A stroke suffered at the hospital further complicated Teddy’s illness. He was placed in a medically induced coma for nearly a month and had trouble communicating when he awoke.

Hodges remembers both the mental and physical anguish he endured during those months spent in the hospital.

“The stroke occurred in the left side of my brain, thus stripped much of my vocabulary and severe numbness through my extremities,” Hodges said. “It was a horrific feeling because I was mentally formulating questions but cannot physically speak. For example, I would try to ask, ‘Can I get a glass of water?’ and I could not convey the question. From the physical side, it was just very tiring. I could not get out of my bed at all for about the first two months, so it was very tiring to even stand up.”
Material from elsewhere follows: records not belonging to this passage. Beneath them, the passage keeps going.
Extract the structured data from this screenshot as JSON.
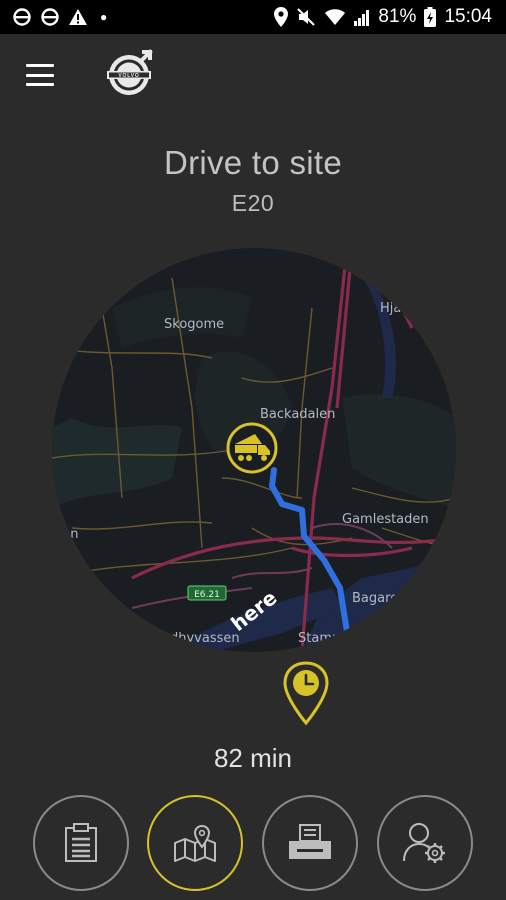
{
  "status_bar": {
    "battery": "81%",
    "time": "15:04"
  },
  "header": {
    "menu_icon": "hamburger-menu-icon",
    "logo": "volvo-logo",
    "logo_text": "VOLVO"
  },
  "main": {
    "title": "Drive to site",
    "subtitle": "E20",
    "eta": "82 min"
  },
  "map": {
    "labels": {
      "skogome": "Skogome",
      "backadalen": "Backadalen",
      "gamlestaden": "Gamlestaden",
      "bagaregard": "Bagaregård",
      "stampen": "Stampen",
      "hvassen": "dhyvassen",
      "den": "den",
      "hjal": "Hjäl",
      "road_shield": "E6.21",
      "provider": "here"
    },
    "route_color": "#2f6fe0",
    "truck_icon": "dump-truck-icon"
  },
  "bottom_nav": [
    {
      "name": "clipboard-icon"
    },
    {
      "name": "map-pin-icon",
      "active": true
    },
    {
      "name": "printer-icon"
    },
    {
      "name": "user-settings-icon"
    }
  ],
  "colors": {
    "accent": "#d7c228",
    "background": "#2b2b2b"
  }
}
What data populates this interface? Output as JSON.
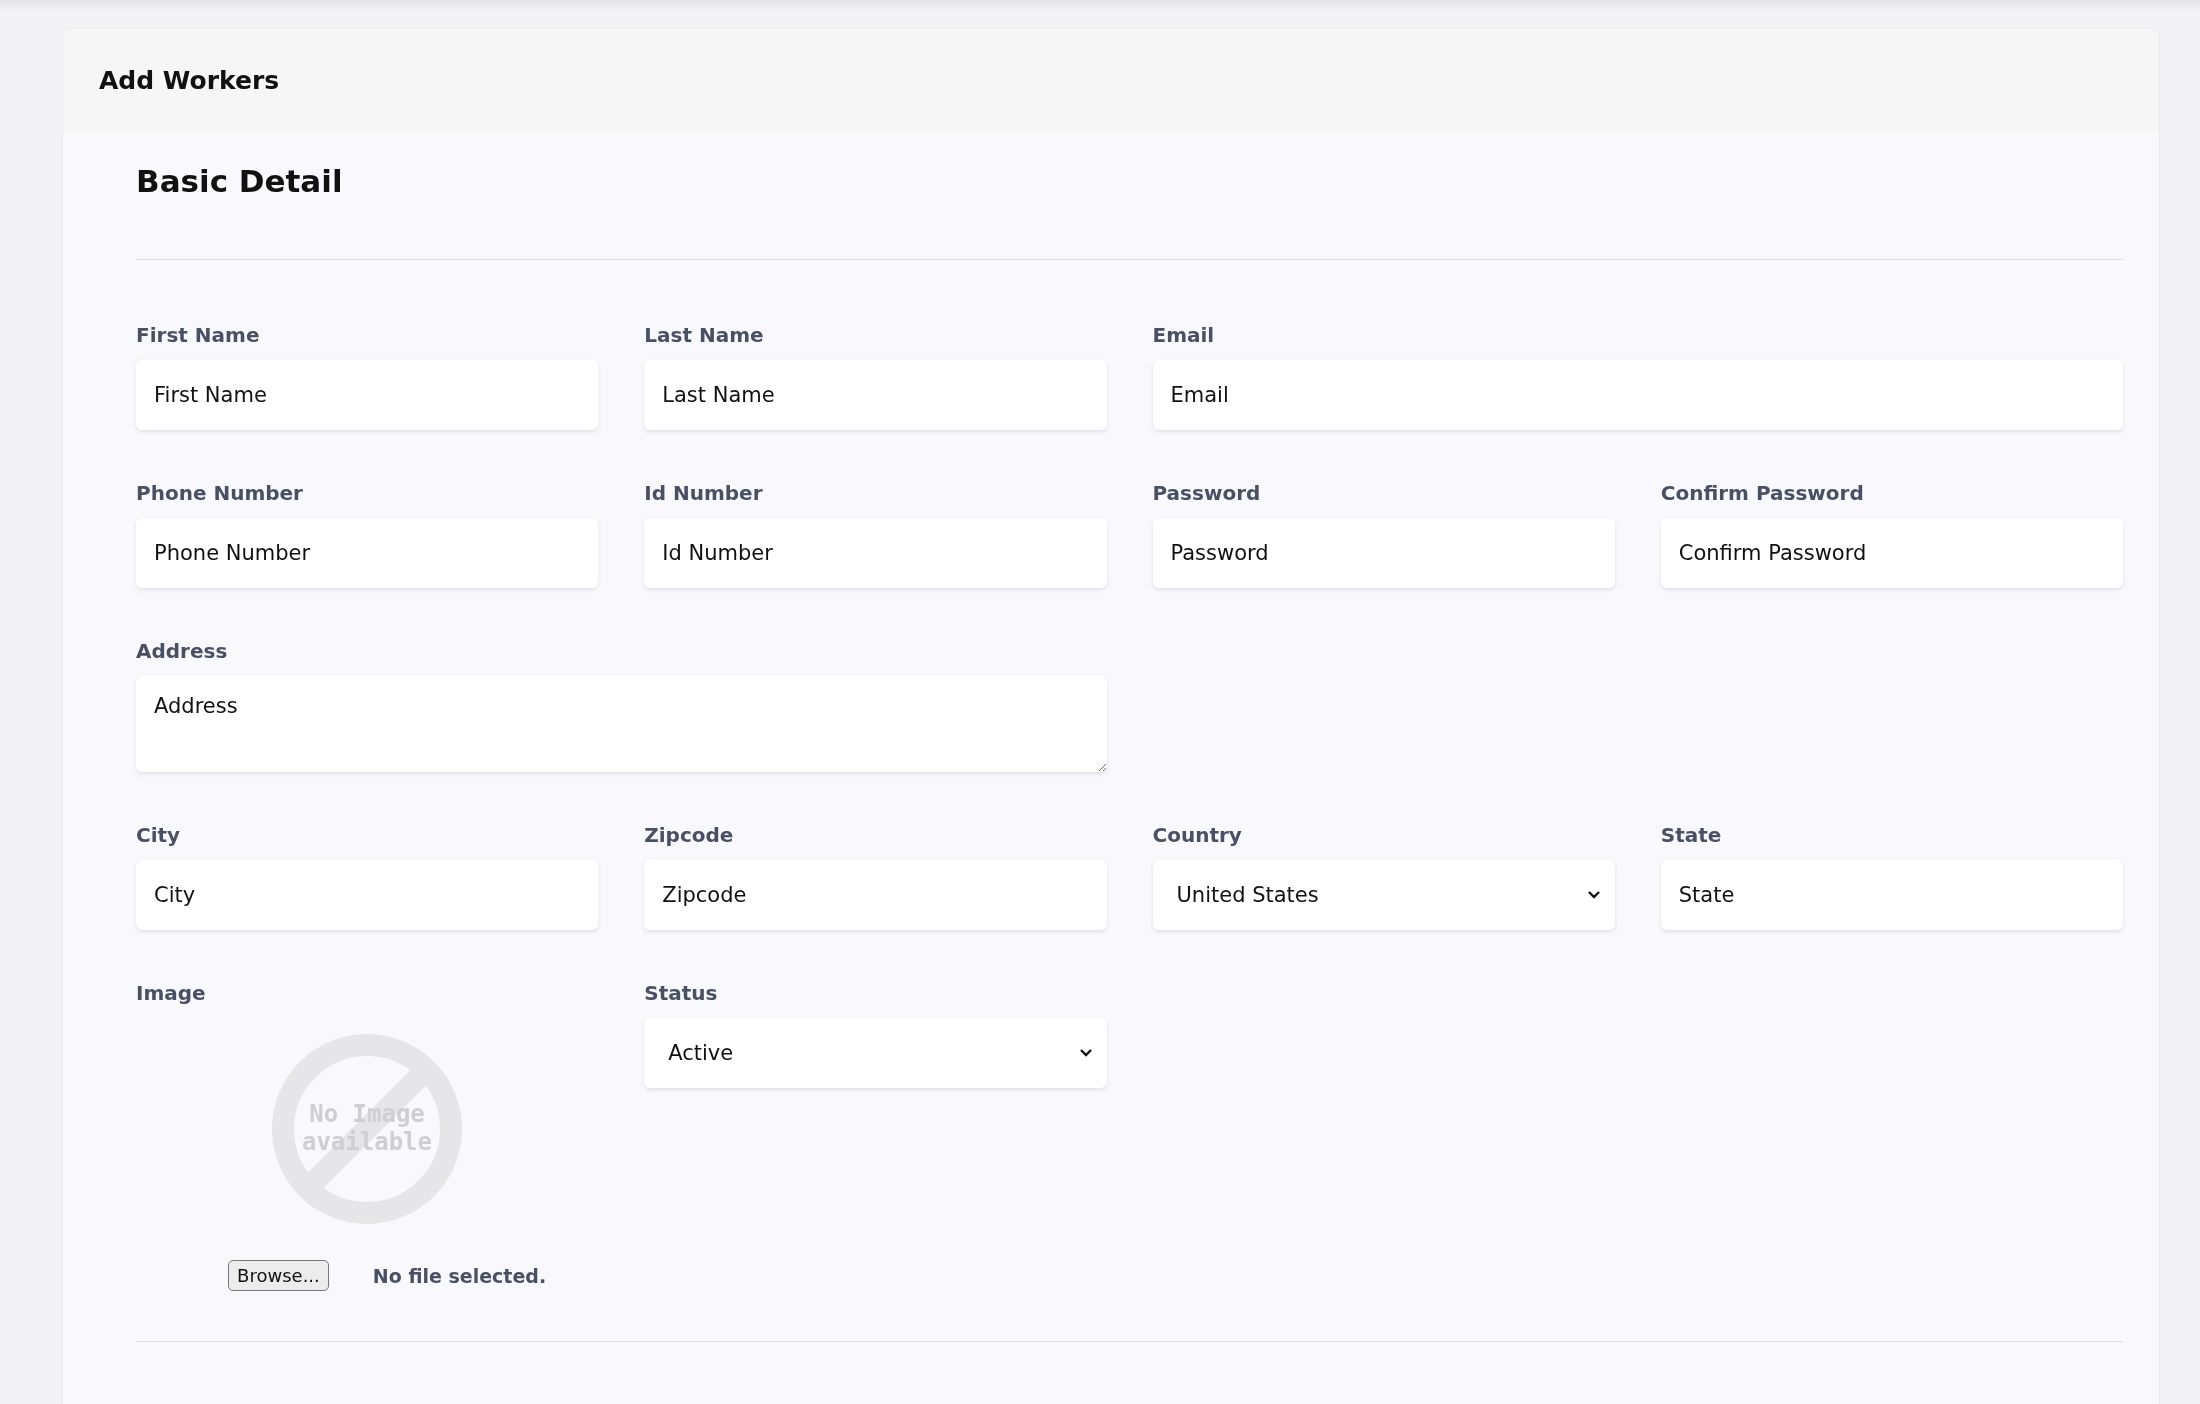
{
  "card": {
    "title": "Add Workers"
  },
  "section": {
    "title": "Basic Detail"
  },
  "rows": [
    [
      {
        "kind": "input",
        "label": "First Name",
        "placeholder": "First Name"
      },
      {
        "kind": "input",
        "label": "Last Name",
        "placeholder": "Last Name"
      },
      {
        "kind": "input",
        "label": "Email",
        "placeholder": "Email"
      }
    ],
    [
      {
        "kind": "input",
        "label": "Phone Number",
        "placeholder": "Phone Number"
      },
      {
        "kind": "input",
        "label": "Id Number",
        "placeholder": "Id Number"
      },
      {
        "kind": "input",
        "label": "Password",
        "placeholder": "Password"
      },
      {
        "kind": "input",
        "label": "Confirm Password",
        "placeholder": "Confirm Password"
      }
    ],
    [
      {
        "kind": "textarea",
        "label": "Address",
        "placeholder": "Address"
      }
    ],
    [
      {
        "kind": "input",
        "label": "City",
        "placeholder": "City"
      },
      {
        "kind": "input",
        "label": "Zipcode",
        "placeholder": "Zipcode"
      },
      {
        "kind": "select",
        "label": "Country",
        "value": "United States"
      },
      {
        "kind": "input",
        "label": "State",
        "placeholder": "State"
      }
    ],
    [
      {
        "kind": "image",
        "label": "Image",
        "image_text": [
          "No Image",
          "available"
        ],
        "button": "Browse...",
        "file_status": "No file selected."
      },
      {
        "kind": "select",
        "label": "Status",
        "value": "Active"
      }
    ]
  ]
}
The next challenge was preparing for a heart transplant. He knew that it was the one way he would be able to live.

“There was no option for the surgery,” he said. “My heart did not respond to any of the earlier procedures and it became apparent that I would have to have the transplant.”

After a successful surgery, Hodges was still unsure whether he would be able to continue his fencing career. However, he soon found that fencing was an outlet to facilitate his mental and physical rehabilitation.
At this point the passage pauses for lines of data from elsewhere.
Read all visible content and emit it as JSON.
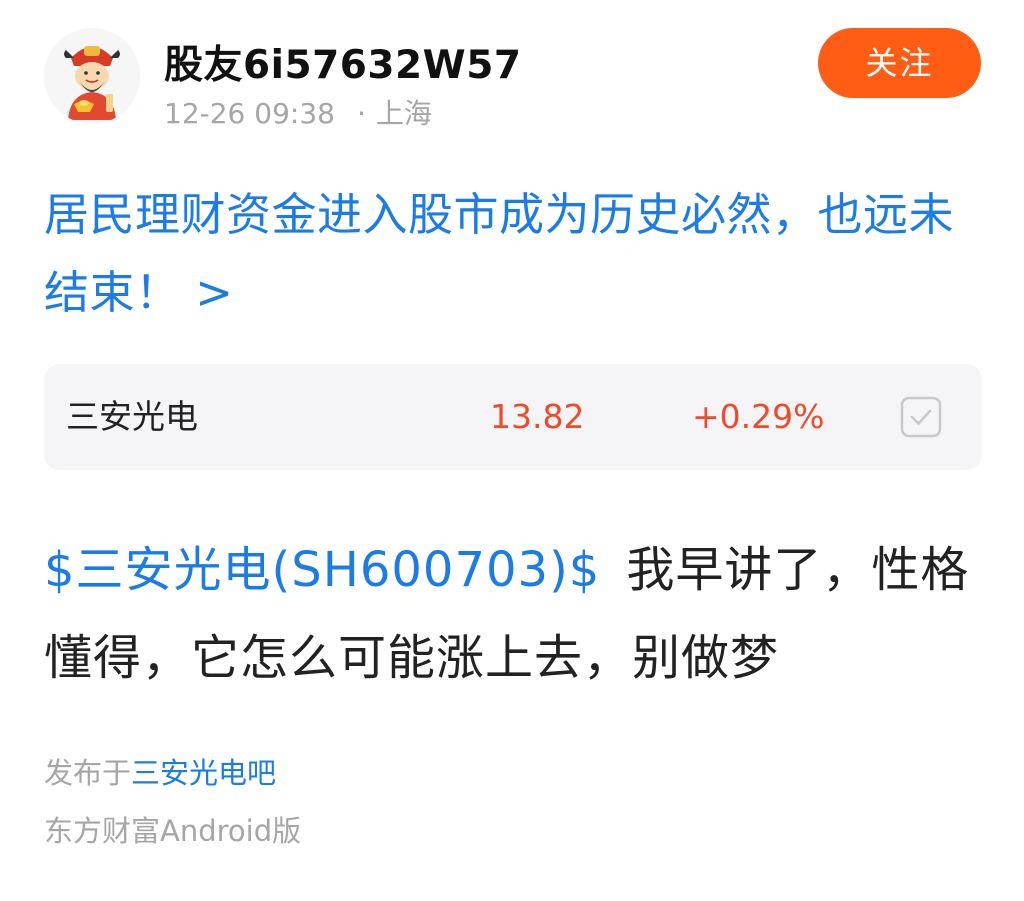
{
  "post": {
    "author": {
      "name": "股友6i57632W57",
      "time": "12-26 09:38",
      "separator": "·",
      "location": "上海",
      "avatar_icon": "fortune-god-avatar"
    },
    "follow_label": "关注",
    "title": "居民理财资金进入股市成为历史必然，也远未结束！ >",
    "stock": {
      "name": "三安光电",
      "price": "13.82",
      "change": "+0.29%",
      "price_color": "#f0492c",
      "icon": "check-square-icon"
    },
    "body": {
      "stock_tag": "$三安光电(SH600703)$",
      "text": "我早讲了，性格懂得，它怎么可能涨上去，别做梦"
    },
    "published_prefix": "发布于",
    "forum": "三安光电吧",
    "client": "东方财富Android版"
  },
  "colors": {
    "accent_blue": "#1b7ce8",
    "follow_orange": "#fe5d13",
    "up_red": "#f0492c",
    "meta_gray": "#a6a6a6"
  }
}
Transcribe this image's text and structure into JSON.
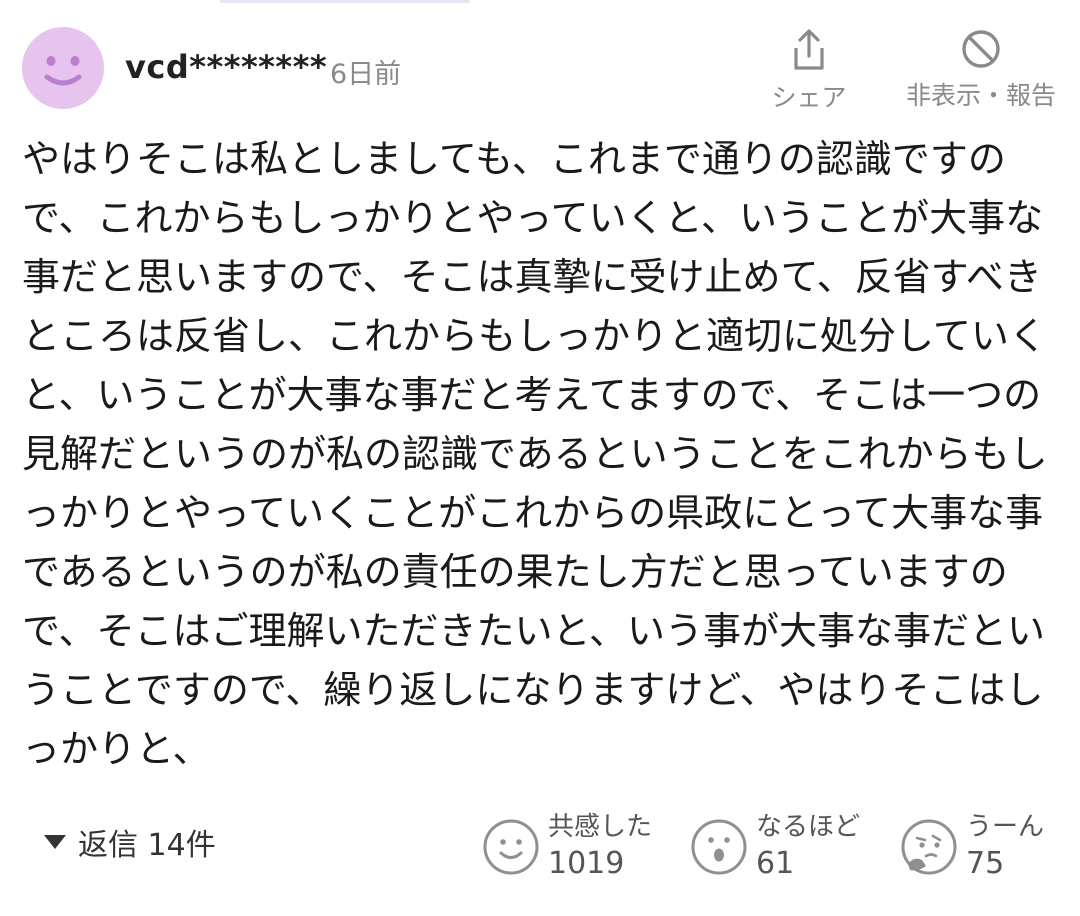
{
  "comment": {
    "username": "vcd********",
    "timestamp": "6日前",
    "body": "やはりそこは私としましても、これまで通りの認識ですので、これからもしっかりとやっていくと、いうことが大事な事だと思いますので、そこは真摯に受け止めて、反省すべきところは反省し、これからもしっかりと適切に処分していくと、いうことが大事な事だと考えてますので、そこは一つの見解だというのが私の認識であるということをこれからもしっかりとやっていくことがこれからの県政にとって大事な事であるというのが私の責任の果たし方だと思っていますので、そこはご理解いただきたいと、いう事が大事な事だということですので、繰り返しになりますけど、やはりそこはしっかりと、"
  },
  "actions": {
    "share_label": "シェア",
    "report_label": "非表示・報告"
  },
  "replies": {
    "label": "返信 14件"
  },
  "reactions": [
    {
      "label": "共感した",
      "count": "1019",
      "icon": "smile-face-icon"
    },
    {
      "label": "なるほど",
      "count": "61",
      "icon": "surprised-face-icon"
    },
    {
      "label": "うーん",
      "count": "75",
      "icon": "thinking-face-icon"
    }
  ],
  "colors": {
    "avatar_bg": "#e7c4ee",
    "avatar_face": "#b97fd0",
    "muted_text": "#8a8a8a"
  }
}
“Working out physically became a wonderful refuge to avoid the problems associated with the stroke,” Hodges said. “Getting back into fencing condition really wasn’t too bad because it felt so wonderful to get the alternative to the three months in the hospital,” Hodges said.

Hodges said the Notre Dame community has been paramount in his recovery, culminating in his return to campus this fall.

“There are so many wonderful people involved in our community and the Notre Dame family has really shone through adversity,” he said. “I have been so grateful for the constant support from all those involved. It might sound bad to other communities, but I truly believe that many other communities could not have provided such a level of support that I received from the Notre Dame family,” he said.

A natural athlete, Hodges lettered three times in both football and tennis in high school, while training at a private fencing club. He began college as a defensive back on the University of Kansas football team. When he learned that his club fencing coach, Gia Kvaratskhelia, had signed on at Notre Dame, Hodges decided to follow him to South Bend.

“After talking to Gia, I realized that I had a wonderful opportunity,” Hodges said, remembering his decision to come to Notre Dame. “Fencing with Gia and my teammates and receiving a top-level academic education.”

His unbelievable journey and recovery was capped off at the January Notre Dame Duals that Kvaratskhelia dubbed Teddy’s “coming out party.”

“For the return to Notre Dame Duals, it was wonderful to see everybody cheering for me,” Hodges said. “To be honest, I still have the competitive drive and I really, really wanted to win that first bout.”

Hodges won that bout and 14 more that day. Although much has changed over the past 18 months, it seems as though Hodges still has the heart of a champion.